Work to be completed:
Please state how many lines in the records below contain the word "screenshot", giving only the number.

The data:
-- Opening Marker --

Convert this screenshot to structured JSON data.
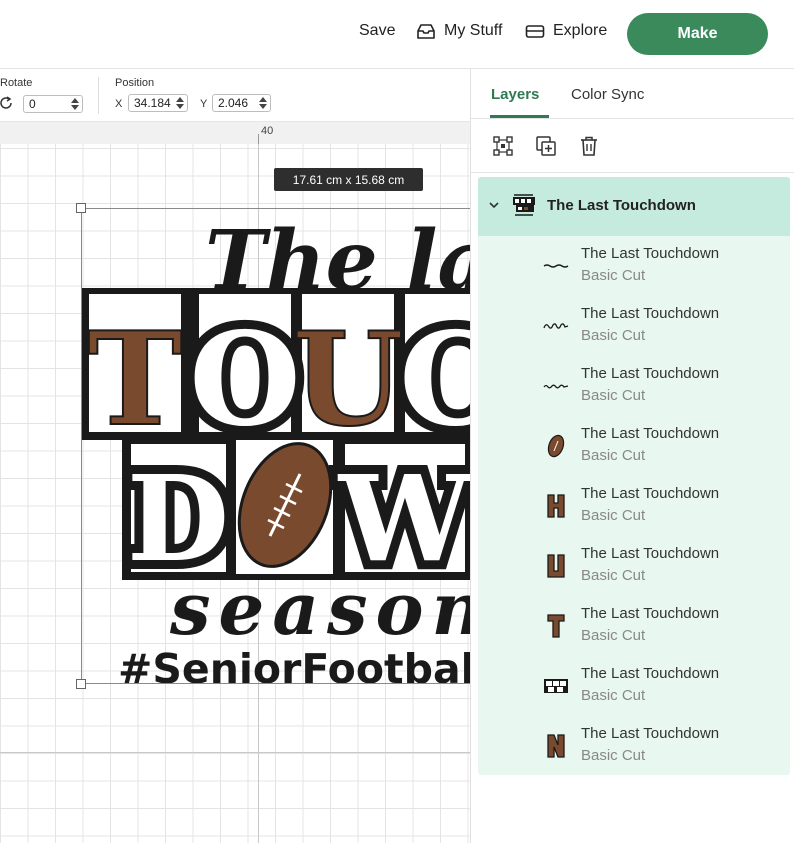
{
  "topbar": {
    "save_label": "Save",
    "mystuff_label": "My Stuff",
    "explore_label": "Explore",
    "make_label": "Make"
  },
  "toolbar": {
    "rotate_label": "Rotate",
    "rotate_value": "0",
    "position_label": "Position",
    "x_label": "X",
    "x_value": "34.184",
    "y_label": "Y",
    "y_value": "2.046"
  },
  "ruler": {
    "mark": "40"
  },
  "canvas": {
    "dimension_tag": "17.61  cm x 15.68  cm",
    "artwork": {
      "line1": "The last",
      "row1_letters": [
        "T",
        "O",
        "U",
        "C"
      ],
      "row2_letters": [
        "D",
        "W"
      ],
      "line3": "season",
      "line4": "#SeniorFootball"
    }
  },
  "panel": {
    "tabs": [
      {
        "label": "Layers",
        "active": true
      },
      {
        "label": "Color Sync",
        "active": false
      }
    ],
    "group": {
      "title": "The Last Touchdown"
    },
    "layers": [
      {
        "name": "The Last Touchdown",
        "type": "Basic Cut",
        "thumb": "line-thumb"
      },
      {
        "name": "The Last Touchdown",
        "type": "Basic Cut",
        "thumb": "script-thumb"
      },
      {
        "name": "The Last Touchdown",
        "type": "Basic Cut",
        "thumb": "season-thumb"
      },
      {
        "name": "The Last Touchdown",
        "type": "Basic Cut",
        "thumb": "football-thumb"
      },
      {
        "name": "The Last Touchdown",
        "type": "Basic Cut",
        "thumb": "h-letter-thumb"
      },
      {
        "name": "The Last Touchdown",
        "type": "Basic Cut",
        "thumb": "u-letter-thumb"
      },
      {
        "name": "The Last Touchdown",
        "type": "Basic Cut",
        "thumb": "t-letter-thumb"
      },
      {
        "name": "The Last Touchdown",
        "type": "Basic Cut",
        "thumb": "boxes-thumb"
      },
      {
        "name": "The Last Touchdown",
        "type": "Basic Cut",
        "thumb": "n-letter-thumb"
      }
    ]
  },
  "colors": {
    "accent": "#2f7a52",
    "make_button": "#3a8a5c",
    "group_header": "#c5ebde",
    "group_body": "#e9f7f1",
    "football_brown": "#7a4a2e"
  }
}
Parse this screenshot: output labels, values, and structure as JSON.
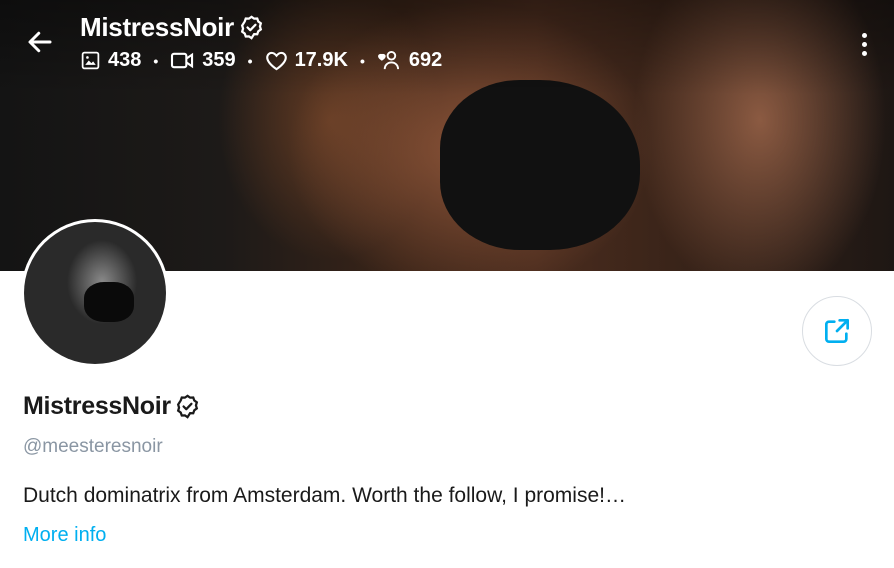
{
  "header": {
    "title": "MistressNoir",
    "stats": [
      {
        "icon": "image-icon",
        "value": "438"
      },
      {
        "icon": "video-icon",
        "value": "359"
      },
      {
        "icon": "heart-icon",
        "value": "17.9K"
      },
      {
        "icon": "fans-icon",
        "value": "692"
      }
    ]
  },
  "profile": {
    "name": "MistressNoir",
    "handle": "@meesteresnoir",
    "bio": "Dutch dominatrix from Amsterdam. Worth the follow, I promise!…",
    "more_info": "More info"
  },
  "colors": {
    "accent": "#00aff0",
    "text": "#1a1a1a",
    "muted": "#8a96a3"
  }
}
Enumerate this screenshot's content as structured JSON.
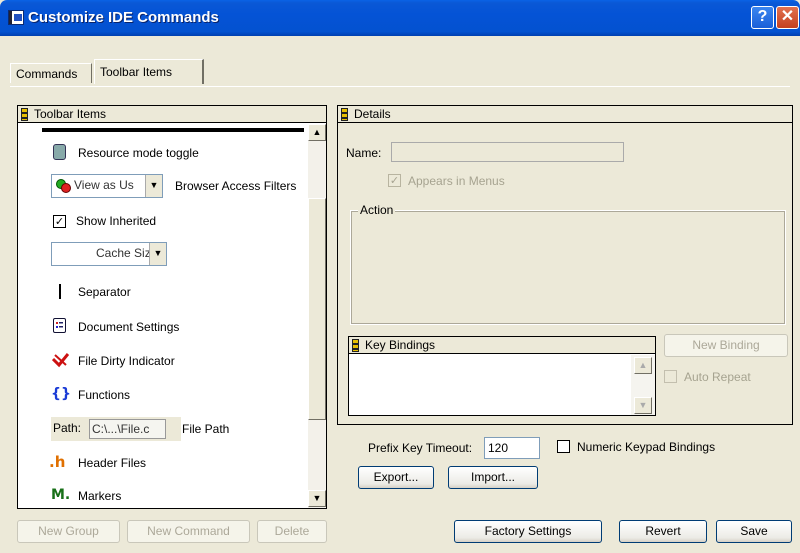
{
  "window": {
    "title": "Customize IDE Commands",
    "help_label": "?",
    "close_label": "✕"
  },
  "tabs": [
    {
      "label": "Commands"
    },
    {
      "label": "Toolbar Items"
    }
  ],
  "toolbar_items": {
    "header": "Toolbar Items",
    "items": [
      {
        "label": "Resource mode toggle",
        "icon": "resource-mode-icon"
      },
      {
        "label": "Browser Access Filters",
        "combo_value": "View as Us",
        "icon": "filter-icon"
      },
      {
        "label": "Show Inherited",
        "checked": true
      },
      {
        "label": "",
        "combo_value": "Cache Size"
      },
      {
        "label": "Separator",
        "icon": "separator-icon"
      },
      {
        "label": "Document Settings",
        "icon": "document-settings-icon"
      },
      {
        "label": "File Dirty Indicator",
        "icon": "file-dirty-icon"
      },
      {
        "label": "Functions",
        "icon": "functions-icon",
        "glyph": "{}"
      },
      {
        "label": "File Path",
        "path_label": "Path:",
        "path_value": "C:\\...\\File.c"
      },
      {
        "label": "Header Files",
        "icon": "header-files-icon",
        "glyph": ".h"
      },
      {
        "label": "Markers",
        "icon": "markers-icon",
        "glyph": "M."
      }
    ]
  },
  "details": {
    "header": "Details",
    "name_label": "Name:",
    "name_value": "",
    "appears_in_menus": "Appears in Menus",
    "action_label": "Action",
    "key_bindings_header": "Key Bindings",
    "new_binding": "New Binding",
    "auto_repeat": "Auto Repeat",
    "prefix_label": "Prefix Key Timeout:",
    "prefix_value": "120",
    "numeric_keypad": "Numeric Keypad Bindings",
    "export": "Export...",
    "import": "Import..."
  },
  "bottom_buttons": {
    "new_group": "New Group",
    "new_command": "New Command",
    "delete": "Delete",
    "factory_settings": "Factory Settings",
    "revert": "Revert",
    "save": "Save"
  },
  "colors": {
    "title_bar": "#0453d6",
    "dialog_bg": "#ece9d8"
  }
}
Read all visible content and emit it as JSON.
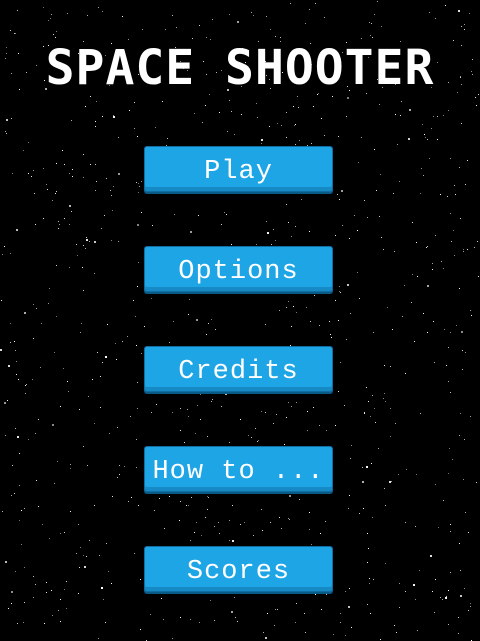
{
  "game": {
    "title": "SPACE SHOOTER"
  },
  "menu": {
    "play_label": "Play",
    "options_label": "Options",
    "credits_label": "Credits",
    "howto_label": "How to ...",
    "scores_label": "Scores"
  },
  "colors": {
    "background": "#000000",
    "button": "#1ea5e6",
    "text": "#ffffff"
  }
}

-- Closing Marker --

Output:
3